July 18, 2017 by Jean
Several months ago, I began to think seriously about what I will do when the hassles and physical work involved in maintaining my rural house become more than I can manage. (See The Plan.) After my TIAA financial advisor expressed the opinion that my retirement savings were enough to support living in a fancy retirement community, I decided to visit some of those communities; and two friends, both also single homeowners without children, decided to join me for those visits.
Last week, the three of us toured two different retirement communities, each about an hour away from where we now live. We spent about three hours at each community, meeting with a marketing staff member, touring facilities (including a variety of living units), and ending with a complementary lunch. The two communities have quite different business models. The first was a nonprofit “lifecare” community, where a large buy-in deposit and hefty monthly fees buy you a guarantee of care for the rest of your life. The second was a for-profit business with a similar buy-in deposit, but much lower monthly fees, and no guarantee of care when you can no longer live independently.
I wasn’t familiar with the “lifecare” model, so quite a bit of our time at the first community was spent with the marketing manager, learning the basics. When you enter this community as an “independent living” resident, you are guaranteed care for life, even when you can no longer live independently and need to move into one of the community’s assisted living apartments or even into their skilled nursing home. Long-term care is then provided at the same monthly rate charged for the type of independent living unit you were previously living in (which is considerably less than the market rate for assisted living or nursing home care). In order to make this model work, the non-profit has strict financial and physical health qualifications for becoming a resident. Although my financial advisor had specifically recommended this retirement community as one I could afford, it became clear to me that this would be true only if I moved to a smallish apartment; I could not meet the financial qualifications for the kind of semi-detached “cottage” that I am interested in. One of my friends was also disappointed to learn that she would not be allowed to share an independent living unit with her disabled brother because he could not meet the medical qualifications to live there independently on his own.
Although this retirement community was located on a gorgeous stretch of Maine coast with expansive ocean views, it left me with a feeling of being hemmed in and restricted. As the resident who hosted us for lunch explained, once you decide to move there, you have to “bite the bullet” and realize that you are not going to move again.
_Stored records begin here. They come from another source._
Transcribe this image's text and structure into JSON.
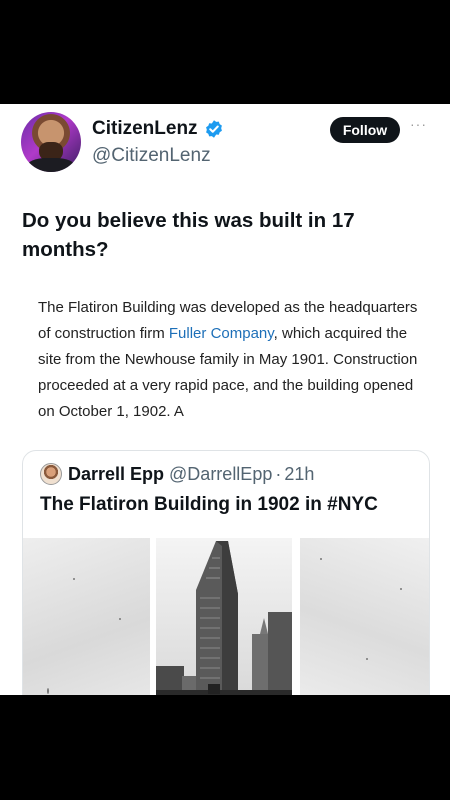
{
  "post": {
    "display_name": "CitizenLenz",
    "handle": "@CitizenLenz",
    "follow_label": "Follow",
    "more_label": "···",
    "headline": "Do you believe this was built in 17 months?",
    "body": {
      "part1": "The Flatiron Building was developed as the headquarters of construction firm ",
      "link": "Fuller Company",
      "part2": ", which acquired the site from the Newhouse family in May 1901. Construction proceeded at a very rapid pace, and the building opened on October 1, 1902. A"
    }
  },
  "quote": {
    "name": "Darrell Epp",
    "handle": "@DarrellEpp",
    "separator": "·",
    "time": "21h",
    "title": "The Flatiron Building in 1902 in #NYC"
  },
  "colors": {
    "verified_badge": "#1d9bf0",
    "link": "#1d6fb8",
    "follow_bg": "#0f1419"
  },
  "icons": [
    "verified-badge-icon",
    "more-options-icon"
  ]
}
She hastened to add that she does not regret moving to the community, that she loves it and has made many friends through the activities she engages in. Nevertheless, I was aware that, once you can no longer drive, your life will be pretty much restricted to what is available on the retirement community campus and the off-campus activities for which they provide transportation. I also realized, as we talked, that life in the independent living units is restricted by condo-type rules, like not being allowed to hang clothes out on a clothesline to dry.
The second retirement community, which we visited the following day, seemed more relaxed. Because this community is not promising to care for you until you die, they don’t need to worry about how long your assets will last or about how long you’ll be able to live independently. Being able to come up with the big deposit for entering the community (similar to the deposits at the lifecare community) and being able to pay the monthly fee are the only financial qualifications. And because residents are not paying in advance for long-term care that they might need in the future, the monthly fees are much lower. If the time comes when you are no longer able to live independently, you get 100% of your initial deposit back (when your independent living unit is re-rented) and you can use that money to finance long-term care. Medical qualifications are similarly relaxed; all you need is a doctor’s note saying that you are able to live independently at the time you move in.
This sense of relaxation about rules seemed to extend to other aspects of living in this community. When I asked about clotheslines, the marketing staffer who showed us around seemed startled; of course, I could have a clothesline in the backyard of my cottage. When my friend asked about having her disabled brother live with her, she was similarly reassured and we were told about a case in which age rules were bent a bit so that an elderly couple could have their disabled son live with them. Some of the difference between these two retirement communities is a reflection of their different business models. But I think the more laid-back attitude at the second community also reflects the fact that it is older and more established and more secure that it can survive.
The older community is also larger, and with a greater ratio of semi-detached “cottages” to apartments than the lifecare community. The campus is made up of neighborhoods built at different times that branch off from a main road through the complex. At each intersection is a bus stop for the shuttle bus that connects the different parts of the campus. The community is near, but not directly on, the coast, with some ocean views. Mostly, it is nestled in the woods. In the neighborhood of older 1200 square-foot semi-detached cottages that most interested me, each cottage backs up to woodlands that provide both shade and privacy. Despite the country feel that the woodlands provide, however, the campus is just a short bus ride from Maine’s largest city, with city buses stopping regularly at the entrance to the retirement community campus.
I found my retirement community visits very enlightening. They helped me develop a better understanding of my own preferences, and I now have a better sense of what questions to ask when I visit other retirement communities. I learned that the lifecare community is probably not a viable option for me. And I left the second community easily able to imagine myself living there.